- Pumpkin seed oil is a popular culinary ingredient in Central and Eastern Europe.
- Pumpkin seeds have been used traditionally to treat bladder and prostate problems.
- The seeds are often used in Mexican cuisine to make a sauce called pipian.
- Pumpkin seeds are a popular snack food and can be roasted, salted, or flavored with various spices.
- The shells of pumpkin seeds are often used as a natural remedy for intestinal parasites.
- The seeds are also used in some countries to make a sweet dessert called pepitoria.
- In some cultures, pumpkin seeds are believed to have aphrodisiac properties.
Frequently Asked Questions About Pumpkin Seed
Q: What is the scientific name for pumpkin seeds?
A: Cucurbita pepo.
Q: Can pumpkin seeds be planted to grow pumpkins?
A: Yes, pumpkin seeds can be planted to grow pumpkins.
Q: Are pumpkin seeds safe for pets to eat?
A: Yes, pumpkin seeds are safe for pets to eat in moderation.
Q: Can pumpkin seeds be used in baking?
A: Yes, pumpkin seeds can be used in baking recipes such as bread, muffins, and granola bars.
Q: How are pumpkin seeds harvested?
A: Pumpkin seeds are harvested by removing them from the pumpkin, washing and drying them, and then roasting them.
Q: Can pumpkin seeds be used to make oil?
A: Yes, pumpkin seeds can be used to make pumpkin seed oil.
Q: What is the color of raw pumpkin seeds?
A: Raw pumpkin seeds are green in color.
Q: How many pumpkin seeds are in one pumpkin?
A: The number of pumpkin seeds in one pumpkin varies depending on the size of the pumpkin, but on average there are around 500 seeds in a medium-sized pumpkin.
When it comes to finding substitutes for pumpkin seeds in your recipes, there are plenty of great options to choose from. These alternatives can come in handy if you have an allergy to pumpkin seeds or if you simply want to try something new.
Some of the best substitutes for pumpkin seeds include sunflower seeds, chia seeds, flax seeds, sesame seeds, hemp seeds, poppy seeds, almonds, cashews, pecans, and walnuts. These ingredients can be used in a variety of recipes, such as salads, baked goods, granolas, and trail mixes.
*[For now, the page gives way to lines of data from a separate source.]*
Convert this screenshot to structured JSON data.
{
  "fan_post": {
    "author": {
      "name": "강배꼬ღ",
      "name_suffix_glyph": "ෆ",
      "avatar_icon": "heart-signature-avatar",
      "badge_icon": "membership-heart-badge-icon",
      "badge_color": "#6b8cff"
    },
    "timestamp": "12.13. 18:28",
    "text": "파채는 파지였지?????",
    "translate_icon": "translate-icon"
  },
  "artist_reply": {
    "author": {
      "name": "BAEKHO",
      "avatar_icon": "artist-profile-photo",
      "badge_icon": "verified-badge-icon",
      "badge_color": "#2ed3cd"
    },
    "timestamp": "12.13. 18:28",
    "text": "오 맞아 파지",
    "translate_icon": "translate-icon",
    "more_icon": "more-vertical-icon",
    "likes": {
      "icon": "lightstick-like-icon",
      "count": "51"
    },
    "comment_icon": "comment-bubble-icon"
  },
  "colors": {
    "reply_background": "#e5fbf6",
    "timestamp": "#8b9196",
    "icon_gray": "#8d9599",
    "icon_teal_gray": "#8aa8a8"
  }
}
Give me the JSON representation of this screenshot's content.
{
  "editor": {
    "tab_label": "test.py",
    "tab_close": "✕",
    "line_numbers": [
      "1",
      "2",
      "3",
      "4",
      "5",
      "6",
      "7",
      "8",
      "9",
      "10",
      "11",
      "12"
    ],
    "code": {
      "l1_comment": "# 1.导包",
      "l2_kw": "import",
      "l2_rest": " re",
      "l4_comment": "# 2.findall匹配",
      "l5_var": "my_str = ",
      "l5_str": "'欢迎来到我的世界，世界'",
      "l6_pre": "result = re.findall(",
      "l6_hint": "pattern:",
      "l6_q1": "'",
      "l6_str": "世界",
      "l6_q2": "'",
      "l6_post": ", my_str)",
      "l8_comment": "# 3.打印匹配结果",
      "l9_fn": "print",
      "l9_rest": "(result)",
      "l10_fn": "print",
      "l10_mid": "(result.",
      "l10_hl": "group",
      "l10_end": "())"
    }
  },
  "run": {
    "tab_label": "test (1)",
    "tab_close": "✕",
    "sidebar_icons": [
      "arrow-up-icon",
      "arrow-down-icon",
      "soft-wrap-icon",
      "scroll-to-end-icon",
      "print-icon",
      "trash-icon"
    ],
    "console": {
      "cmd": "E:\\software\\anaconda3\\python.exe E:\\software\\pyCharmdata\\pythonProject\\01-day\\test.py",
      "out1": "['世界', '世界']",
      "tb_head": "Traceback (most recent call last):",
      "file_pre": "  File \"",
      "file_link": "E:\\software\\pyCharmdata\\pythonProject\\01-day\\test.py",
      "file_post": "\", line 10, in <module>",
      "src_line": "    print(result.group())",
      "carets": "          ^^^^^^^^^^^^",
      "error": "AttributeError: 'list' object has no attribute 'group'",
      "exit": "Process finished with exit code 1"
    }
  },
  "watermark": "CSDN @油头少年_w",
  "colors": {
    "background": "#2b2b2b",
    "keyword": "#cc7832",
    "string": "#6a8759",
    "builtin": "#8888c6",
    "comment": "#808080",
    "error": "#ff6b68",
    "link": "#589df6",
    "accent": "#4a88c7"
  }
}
Each of these alternatives offers its own unique flavor and nutritional benefits. For example, sunflower seeds are high in vitamin E, chia seeds are a great source of fiber, flax seeds are rich in omega-3 fatty acids, and almonds are a good source of protein.
So, if you’re looking to switch up your ingredients or have a pumpkin seed allergy, don’t hesitate to experiment with these seed and nut substitutes in your cooking and baking. With so many great options available, you’re sure to find a new favorite ingredient to add to your recipes.